Monday, November 05, 2012
Four friends have experienced computer failure in the last fortnight and the reason that this blog hasn't been updated recently is because a once relied-upon brand has started to rot from the core:
At the start of the year I bought a refurbished MacBook Pro, after the PowerBook I'd been using for years started having kernel panics and threatening to die: I'd taken it to a friend for attention and reinstalled the OS, but in the end I daren't turn it off in case it wouldn't boot again and I had to resort to leaving it in sleep mode. The display had packed in some time before and would have been prohibitively expensive to replace, but I'd got used to running it with an external monitor until I could afford or was forced to upgrade.
The second-hand A1226 MacBookPro appeared to be in very good condition for a three or four year old model and importantly, came with a shedload of creative software (the software for the old PowerBook wouldn't run on the newer Intel Mac with Mac OS Lion). I'd bought a PowerMac from the same reseller thirteen years before which had served me well, also pre-installed with software, and although his prices were higher than those charged for reconditioned models I could buy elsewhere, installed with nothing more than the system software, it was worth it.
The transition to Mac OS Lion wasn't particularly advantageous as it doesn't support old USB audio hardware and various bits of trusted software were no longer available. Annoyingly, the Mail email software wouldn't work properly and couldn't recognise the outgoing mail server: Emails are received but can't be sent. Many handy features of the older OS are hidden or unavailable with Lion.
Peculiarly, the old PowerBook started behaving better and although I still daren't shut it down or risk restarting it unnecessarily, I continued to rely on it for months before getting into to the MacBook Pro.
Once upon a time, towards the end of the last century, Atari computers were arguably the best practical choice if you wanted to produce and play live electronic music on a modest budget, superceding the Alesis sequencer (which Orbital used to use eight of). When Apple computers became affordable, they proved as stable, reliable and long-lasting as their predecessors and had the added bonus of being ideal for photo and video manipulation too.

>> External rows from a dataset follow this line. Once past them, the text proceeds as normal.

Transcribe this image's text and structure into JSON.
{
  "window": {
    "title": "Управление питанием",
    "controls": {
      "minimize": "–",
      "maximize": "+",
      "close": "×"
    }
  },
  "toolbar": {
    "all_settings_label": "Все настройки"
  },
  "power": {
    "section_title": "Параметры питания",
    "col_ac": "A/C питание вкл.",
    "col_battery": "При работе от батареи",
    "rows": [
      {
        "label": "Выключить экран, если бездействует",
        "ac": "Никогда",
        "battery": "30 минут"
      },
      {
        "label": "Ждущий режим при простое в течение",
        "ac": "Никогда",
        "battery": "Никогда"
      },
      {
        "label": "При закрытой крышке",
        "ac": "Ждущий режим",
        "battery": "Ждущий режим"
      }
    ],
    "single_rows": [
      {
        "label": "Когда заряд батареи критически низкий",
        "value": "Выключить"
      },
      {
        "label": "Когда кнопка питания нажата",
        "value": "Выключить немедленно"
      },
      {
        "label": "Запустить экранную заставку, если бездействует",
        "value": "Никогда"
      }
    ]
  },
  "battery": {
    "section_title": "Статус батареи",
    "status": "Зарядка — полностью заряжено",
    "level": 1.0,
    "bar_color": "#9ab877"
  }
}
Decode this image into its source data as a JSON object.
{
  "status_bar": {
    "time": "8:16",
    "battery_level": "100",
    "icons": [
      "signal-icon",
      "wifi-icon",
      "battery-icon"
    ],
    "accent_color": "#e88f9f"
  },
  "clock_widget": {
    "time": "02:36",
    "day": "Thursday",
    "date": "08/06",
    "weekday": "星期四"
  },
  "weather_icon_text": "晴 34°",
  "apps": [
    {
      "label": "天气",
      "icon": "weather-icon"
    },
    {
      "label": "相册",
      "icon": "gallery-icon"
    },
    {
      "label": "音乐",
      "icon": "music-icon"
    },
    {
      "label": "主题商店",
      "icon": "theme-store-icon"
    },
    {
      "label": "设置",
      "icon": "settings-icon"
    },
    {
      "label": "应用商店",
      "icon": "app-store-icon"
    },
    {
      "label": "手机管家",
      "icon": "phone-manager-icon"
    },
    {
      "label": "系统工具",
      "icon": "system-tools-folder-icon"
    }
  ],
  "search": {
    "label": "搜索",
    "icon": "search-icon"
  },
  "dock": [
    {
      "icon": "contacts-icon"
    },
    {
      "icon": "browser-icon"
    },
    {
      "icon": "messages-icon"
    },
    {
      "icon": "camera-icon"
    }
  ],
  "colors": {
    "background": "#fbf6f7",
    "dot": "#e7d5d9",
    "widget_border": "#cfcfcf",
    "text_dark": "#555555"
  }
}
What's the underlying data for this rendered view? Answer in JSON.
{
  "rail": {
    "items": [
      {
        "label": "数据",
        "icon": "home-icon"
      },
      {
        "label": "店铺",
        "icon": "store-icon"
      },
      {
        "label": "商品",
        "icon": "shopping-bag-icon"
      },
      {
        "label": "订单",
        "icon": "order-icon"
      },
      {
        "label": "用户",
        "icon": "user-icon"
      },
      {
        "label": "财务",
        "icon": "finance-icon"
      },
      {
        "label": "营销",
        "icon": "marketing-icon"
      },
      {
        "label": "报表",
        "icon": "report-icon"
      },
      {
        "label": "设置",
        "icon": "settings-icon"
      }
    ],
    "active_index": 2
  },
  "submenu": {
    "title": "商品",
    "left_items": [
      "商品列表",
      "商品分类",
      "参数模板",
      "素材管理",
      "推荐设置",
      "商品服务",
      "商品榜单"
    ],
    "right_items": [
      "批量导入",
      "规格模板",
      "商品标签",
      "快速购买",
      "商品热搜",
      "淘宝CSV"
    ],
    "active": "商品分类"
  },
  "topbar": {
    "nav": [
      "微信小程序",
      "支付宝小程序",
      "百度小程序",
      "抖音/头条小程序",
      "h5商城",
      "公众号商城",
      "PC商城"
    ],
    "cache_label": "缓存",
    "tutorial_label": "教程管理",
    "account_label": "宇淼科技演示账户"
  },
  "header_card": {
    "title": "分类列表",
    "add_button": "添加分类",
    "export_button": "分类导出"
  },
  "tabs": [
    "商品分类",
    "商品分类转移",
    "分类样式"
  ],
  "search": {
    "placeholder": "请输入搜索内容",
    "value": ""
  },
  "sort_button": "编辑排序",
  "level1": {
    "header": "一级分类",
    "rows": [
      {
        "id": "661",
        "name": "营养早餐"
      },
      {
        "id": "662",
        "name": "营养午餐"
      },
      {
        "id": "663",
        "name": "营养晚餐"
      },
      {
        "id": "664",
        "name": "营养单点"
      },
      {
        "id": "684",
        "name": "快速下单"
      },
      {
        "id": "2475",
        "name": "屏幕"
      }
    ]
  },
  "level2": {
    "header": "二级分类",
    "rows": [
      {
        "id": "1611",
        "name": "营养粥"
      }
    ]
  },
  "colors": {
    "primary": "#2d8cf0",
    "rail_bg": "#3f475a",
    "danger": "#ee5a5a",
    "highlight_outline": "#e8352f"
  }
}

In the meantime, the internet had come along and Microsoft and PCs had taken over the home market, although they were still fairly useless for creative digital media manipulation, but slowly, once the soundcards were sorted out, it became possible to have a reliable and powerful setup that wasn't a Mac. Those entering the game on a budget were probably more likely to go for a PC, whereas those with years of good experience of Macs would upgrade to better models, or stick with existing and refurbished machines that carried on doing what they were supposed to do for years.
Then the worm got into the apple. Apple went off into the world of iPods, iPhones and iPads, started making computers in a similar way to PCs and in around 2007, so rumour has it, began using a different lead-free solder on the logic board, as a result of which the graphics chip is liable to become detached: This is what happened to mine and as I tried to boot it up, ten minutes after it had been working fine; despite a hopeful chime all it produced was the dreaded black screen of death.
Far from being a case of simply soldering it back on yourself, the solution that Apple offer is a replacement logic board for £390, which some believe is susceptible to the same problem. Some repairers offer to reflow or bake the chip back onto the board for half that price, although there's every chance that the same fault might reoccur after a few months, especially if the processor's busy and getting hot.
Some lucky people have managed to get Apple to replace the logic board for free, if the model is less than four years old: This was the first course of action recommended to me by the reseller I'd bought it from. After a painful and fruitless visit to my nearest 'genius bar', my model / logic board was deemed to be over four years old, despite trying to plead the case that being refurbished, the serial number on the case may not have related to the rest of the machine.
If that encounter was disappointing, the following phone call to the reseller was a kick in the teeth: Not only could he not offer a repaired or replacement logic board, but all he would pay for scrap value was £40. I stopped listening as he started to try to sell me another model for the same price of the original and tried to work out a way to reach through the phone to strangle him.
Thankfully, a friend took pity on me and offered a generous part-exchange, persuading me to buy an older refurbished A1211 model from him, which preceded the A1226 and doesn't have the graphics chip and solder issue. The hard drive from the faulty machine was easily swapped, giving me all the files and software back.
Much time and money, to return to where you were before. Built-in obsolescence?